Atoms, composed of nuclei and electrons, are the constituents of both living and non-living matter. They can assemble and disassemble in a huge variety of ways, guided by the laws of (quantum) physics, to create complex materials and biomolecules. In principle, we can write down the mathematical equations that describe precisely atoms’ behaviour, but in practice we cannot solve them except in simple cases. However the availability of increasingly powerful computers and some imaginative tricks of the trade allow us to monitor the dynamics of atoms in complex systems as they interact, rearrange and react to external stimuli (such as light, pressure or the binding of a drug), or to the presence of anomalies (such as defects or mutations).
I will discuss the challenges and opportunities for investigating the complexity of matter at the electronic and atomic level with computational methods, which can be used to explore many different situations.

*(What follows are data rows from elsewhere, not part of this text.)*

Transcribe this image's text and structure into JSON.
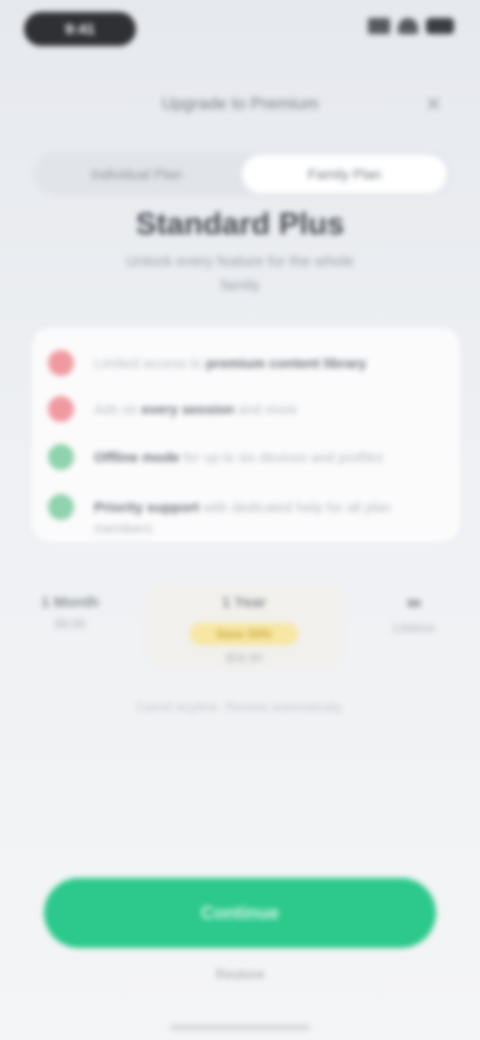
{
  "status_bar": {
    "time": "9:41"
  },
  "nav": {
    "title": "Upgrade to Premium",
    "close_icon": "close-icon",
    "close_glyph": "✕"
  },
  "tabs": [
    {
      "label": "Individual Plan",
      "active": false
    },
    {
      "label": "Family Plan",
      "active": true
    }
  ],
  "plan": {
    "title": "Standard Plus",
    "subtitle": "Unlock every feature for the whole family"
  },
  "features": [
    {
      "status": "no",
      "icon": "cross-icon",
      "prefix": "Limited access to",
      "bold": "premium content library",
      "suffix": ""
    },
    {
      "status": "no",
      "icon": "cross-icon",
      "prefix": "Ads on",
      "bold": "every session",
      "suffix": "and more"
    },
    {
      "status": "yes",
      "icon": "check-icon",
      "prefix": "",
      "bold": "Offline mode",
      "suffix": "for up to six devices and profiles"
    },
    {
      "status": "yes",
      "icon": "check-icon",
      "prefix": "",
      "bold": "Priority support",
      "suffix": "with dedicated help for all plan members"
    }
  ],
  "prices": [
    {
      "duration": "1 Month",
      "price": "$9.99"
    },
    {
      "duration": "1 Year",
      "price": "$59.99",
      "badge": "Save 50%"
    },
    {
      "duration": "∞",
      "price": "Lifetime"
    }
  ],
  "renew_note": "Cancel anytime. Renews automatically.",
  "cta": {
    "label": "Continue"
  },
  "restore": {
    "label": "Restore"
  },
  "colors": {
    "accent": "#2cc98a",
    "negative": "#f09aa0",
    "positive": "#8fd3ac",
    "badge": "#f7e7a2"
  }
}
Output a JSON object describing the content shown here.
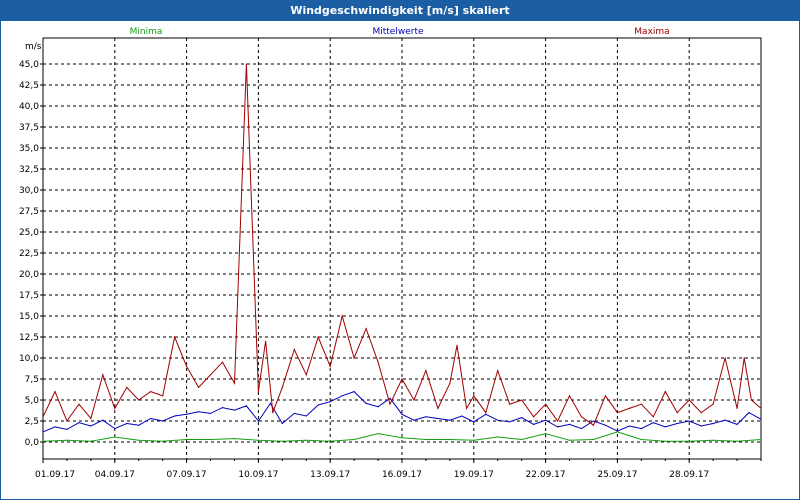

I will illustrate this with a series of examples, including nanocrystals that change shape and structure in response to pressure, ice crystals that grow differently depending on temperature, neuroreceptors involved in the communication between neurons in the brain, light-activated switches that allow us to see and sense the environment, and the polyphenols of green tea that may help regulate heart contractions.
Professor Carla Molteni, Director
Thomas Young Centre at King’s College London
Carla Molteni is a Professor of Physics at King’s College London and co-director of the London Thomas Young Centre for the Theory and Simulation of Materials.
She is a theoretical/computational condensed matter physicist, working at the interface of physics with chemistry, materials science and biology. In her research, she designs computer experiments to elucidate and predict complex processes in materials and biomolecules at the electronic and atomic level.
She holds a Master and a PhD in Physics from the University of Milan (Italy) and, before joining King’s, worked at the Cavendish Laboratory in Cambridge and at the Max Planck Institut fuer Festkoerperforschung in Stuttgart (Germany).